**WORK REQUEST**
All lines in the material below that contain "description" should be located and copied.
═══ TASK INPUTS
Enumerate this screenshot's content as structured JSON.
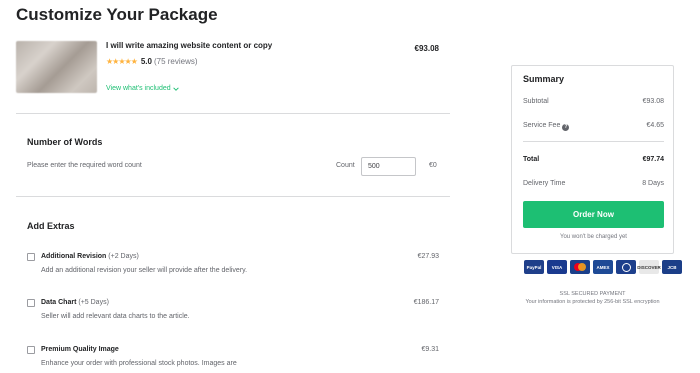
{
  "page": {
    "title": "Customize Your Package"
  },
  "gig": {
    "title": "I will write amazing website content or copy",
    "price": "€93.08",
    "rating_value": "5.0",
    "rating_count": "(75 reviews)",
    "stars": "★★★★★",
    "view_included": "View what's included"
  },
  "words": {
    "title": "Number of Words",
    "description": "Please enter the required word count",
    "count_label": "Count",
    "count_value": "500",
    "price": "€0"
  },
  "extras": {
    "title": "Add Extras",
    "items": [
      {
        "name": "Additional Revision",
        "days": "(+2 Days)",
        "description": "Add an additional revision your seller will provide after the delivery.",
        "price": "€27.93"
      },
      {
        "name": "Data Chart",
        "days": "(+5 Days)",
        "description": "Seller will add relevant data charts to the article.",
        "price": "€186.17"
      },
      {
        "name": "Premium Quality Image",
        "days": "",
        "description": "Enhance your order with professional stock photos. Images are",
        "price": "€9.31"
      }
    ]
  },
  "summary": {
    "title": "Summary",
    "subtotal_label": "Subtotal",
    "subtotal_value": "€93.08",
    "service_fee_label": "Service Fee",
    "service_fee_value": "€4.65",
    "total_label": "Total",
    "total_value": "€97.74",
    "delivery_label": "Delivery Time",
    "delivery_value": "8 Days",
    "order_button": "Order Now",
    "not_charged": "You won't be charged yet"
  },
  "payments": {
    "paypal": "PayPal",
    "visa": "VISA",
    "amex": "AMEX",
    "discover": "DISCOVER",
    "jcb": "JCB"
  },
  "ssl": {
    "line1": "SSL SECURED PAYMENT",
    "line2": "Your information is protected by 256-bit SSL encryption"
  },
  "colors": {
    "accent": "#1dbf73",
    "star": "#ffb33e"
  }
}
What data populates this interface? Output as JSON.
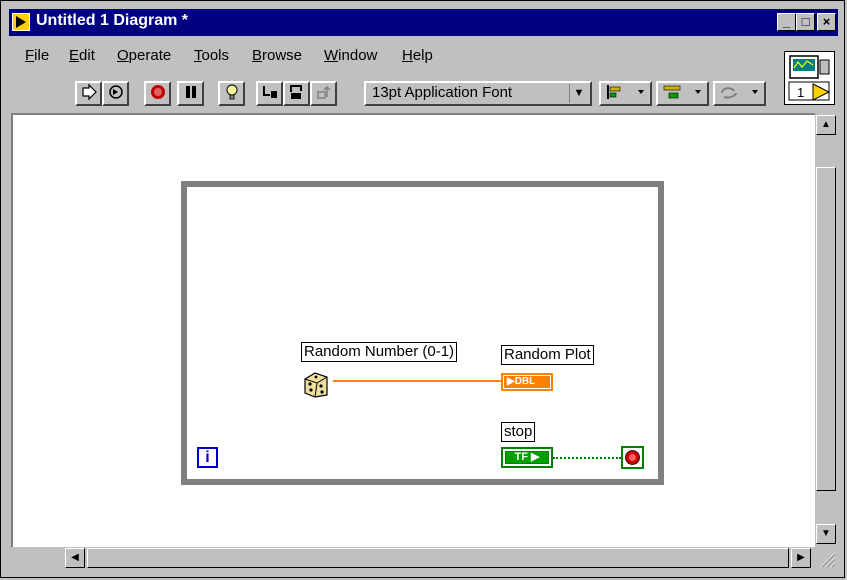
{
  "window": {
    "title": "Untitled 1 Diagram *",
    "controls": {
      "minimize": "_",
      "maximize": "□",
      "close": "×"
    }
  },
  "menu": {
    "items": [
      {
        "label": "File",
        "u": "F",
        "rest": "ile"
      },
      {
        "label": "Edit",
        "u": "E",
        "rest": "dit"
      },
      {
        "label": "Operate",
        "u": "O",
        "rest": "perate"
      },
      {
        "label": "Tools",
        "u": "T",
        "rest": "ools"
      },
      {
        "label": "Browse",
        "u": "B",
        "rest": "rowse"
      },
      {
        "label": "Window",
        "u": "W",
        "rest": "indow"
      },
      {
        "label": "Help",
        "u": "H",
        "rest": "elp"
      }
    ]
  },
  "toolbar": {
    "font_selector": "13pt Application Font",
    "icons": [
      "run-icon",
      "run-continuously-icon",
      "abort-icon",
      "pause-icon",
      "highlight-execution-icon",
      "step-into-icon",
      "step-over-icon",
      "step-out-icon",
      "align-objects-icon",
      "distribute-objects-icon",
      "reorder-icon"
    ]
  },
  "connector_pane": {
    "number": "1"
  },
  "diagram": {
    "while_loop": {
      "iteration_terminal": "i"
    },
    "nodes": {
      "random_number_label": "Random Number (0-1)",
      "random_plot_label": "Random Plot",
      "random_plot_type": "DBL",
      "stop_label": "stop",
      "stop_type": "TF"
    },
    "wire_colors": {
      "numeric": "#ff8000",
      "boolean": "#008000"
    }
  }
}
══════
**ANSWER BOX**
    "description": "Please enter the required word count",
        "description": "Add an additional revision your seller will provide after the delivery.",
        "description": "Seller will add relevant data charts to the article.",
        "description": "Enhance your order with professional stock photos. Images are",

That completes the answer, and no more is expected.